“Cash for crash” fraud is a major problem on the UK’s roads and it’s a subject that has gathered a lot of attention recently from the police and the press. Until recently there have been no serious incidents involving harm to a person or persons and that is why now is a better time than any for the government to step up its efforts to eradicate Britain’s cash for crash culture.

Cash for crash is a fairly simple and all too common practice among people who see no problem in causing sensible motorists a lot of bother on the roads. It occurs when a fraudster deliberately causes an often low speed accident in order to claim for personal injuries. Typical tactics used by fraudsters include making sudden stops at roundabouts, junctions and slip roads that force the victims car to crash into the back of them. It’s a serious issue here in the UK and according to recent statistics, such crashes are part of a criminal industry which costs insurers £392m a year through false claims.

False insurance claims are common in many areas of the insurance industry but one such instance recently has left insurers and insurance customers feeling astonished at the ingenuity of criminals. Published last week in Portsmouth’s “The News” was a story that claimed a woman had blamed a non-existent seagull for the disappearance of a watch. This, according to Portsmouth researchers, is a common practice of Britain’s insurance cheats. Moreover, the Association of British Insurers (ABI) has conducted research into the behaviour of claimants and found that more than two-thirds of people either wouldn’t rule out making a false claim or would think it is acceptable to exaggerate the damage or cost of an item that is lost or stolen.

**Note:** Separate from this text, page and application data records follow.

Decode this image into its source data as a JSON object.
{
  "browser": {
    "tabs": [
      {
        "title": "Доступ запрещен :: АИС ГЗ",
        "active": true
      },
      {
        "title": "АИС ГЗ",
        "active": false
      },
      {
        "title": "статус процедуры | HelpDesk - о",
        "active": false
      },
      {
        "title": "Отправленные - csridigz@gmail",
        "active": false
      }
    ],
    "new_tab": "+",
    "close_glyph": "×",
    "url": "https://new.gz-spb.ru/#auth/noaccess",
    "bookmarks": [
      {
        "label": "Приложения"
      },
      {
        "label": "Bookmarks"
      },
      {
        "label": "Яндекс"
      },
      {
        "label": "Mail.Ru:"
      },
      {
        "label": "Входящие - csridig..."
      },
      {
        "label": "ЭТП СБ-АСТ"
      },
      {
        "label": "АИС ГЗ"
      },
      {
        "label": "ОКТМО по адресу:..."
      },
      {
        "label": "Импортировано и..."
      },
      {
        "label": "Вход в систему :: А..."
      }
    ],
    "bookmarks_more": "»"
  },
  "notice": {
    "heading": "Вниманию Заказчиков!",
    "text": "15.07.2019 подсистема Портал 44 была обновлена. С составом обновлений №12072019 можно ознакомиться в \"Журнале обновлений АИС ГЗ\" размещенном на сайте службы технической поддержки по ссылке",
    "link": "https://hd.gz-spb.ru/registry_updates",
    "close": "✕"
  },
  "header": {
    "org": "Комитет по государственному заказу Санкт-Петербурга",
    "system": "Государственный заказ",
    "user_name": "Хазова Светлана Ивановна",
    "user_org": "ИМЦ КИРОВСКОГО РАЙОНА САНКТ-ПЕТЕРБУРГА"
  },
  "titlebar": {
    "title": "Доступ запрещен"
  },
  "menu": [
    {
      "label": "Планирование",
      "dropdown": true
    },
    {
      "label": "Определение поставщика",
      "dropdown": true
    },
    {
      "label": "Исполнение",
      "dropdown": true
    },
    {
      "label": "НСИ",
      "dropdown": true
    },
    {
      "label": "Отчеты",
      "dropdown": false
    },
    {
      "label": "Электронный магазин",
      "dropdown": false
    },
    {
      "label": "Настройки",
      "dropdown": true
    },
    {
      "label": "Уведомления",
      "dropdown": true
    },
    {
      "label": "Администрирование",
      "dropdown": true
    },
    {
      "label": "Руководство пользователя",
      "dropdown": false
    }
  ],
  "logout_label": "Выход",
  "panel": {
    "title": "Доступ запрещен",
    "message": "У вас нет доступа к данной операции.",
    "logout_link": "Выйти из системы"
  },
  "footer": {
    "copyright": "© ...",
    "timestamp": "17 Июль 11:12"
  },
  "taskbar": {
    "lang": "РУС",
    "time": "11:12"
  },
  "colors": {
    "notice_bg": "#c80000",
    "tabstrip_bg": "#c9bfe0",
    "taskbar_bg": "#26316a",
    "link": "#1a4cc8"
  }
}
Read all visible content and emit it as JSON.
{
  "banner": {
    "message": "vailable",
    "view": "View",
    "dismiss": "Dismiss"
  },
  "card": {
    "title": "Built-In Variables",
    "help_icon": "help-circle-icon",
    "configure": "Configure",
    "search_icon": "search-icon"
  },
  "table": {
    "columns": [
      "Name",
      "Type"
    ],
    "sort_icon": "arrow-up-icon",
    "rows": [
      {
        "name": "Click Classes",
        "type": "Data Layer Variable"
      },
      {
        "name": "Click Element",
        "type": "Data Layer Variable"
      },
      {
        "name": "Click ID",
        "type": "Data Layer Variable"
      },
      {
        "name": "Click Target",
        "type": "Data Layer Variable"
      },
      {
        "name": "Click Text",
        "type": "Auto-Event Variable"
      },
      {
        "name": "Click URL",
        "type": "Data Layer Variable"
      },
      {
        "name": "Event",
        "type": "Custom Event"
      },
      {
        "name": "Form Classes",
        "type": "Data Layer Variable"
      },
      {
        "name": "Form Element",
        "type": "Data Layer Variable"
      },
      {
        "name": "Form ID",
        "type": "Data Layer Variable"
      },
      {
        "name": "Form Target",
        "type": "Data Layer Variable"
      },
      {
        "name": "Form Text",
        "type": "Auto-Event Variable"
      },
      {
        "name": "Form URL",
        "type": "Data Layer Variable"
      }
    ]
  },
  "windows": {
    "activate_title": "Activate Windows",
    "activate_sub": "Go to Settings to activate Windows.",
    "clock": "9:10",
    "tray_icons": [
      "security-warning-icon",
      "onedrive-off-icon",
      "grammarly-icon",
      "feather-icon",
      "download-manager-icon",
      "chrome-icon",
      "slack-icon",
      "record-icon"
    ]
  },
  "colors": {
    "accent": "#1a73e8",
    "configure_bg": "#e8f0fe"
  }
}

Regardless, the combined cost of committing small insurance fraud for items that cost for example, £500, would result in billions of pounds lost by insurers. The conclusion is simple: False claims, even if small, have a much larger impact than you would imagine.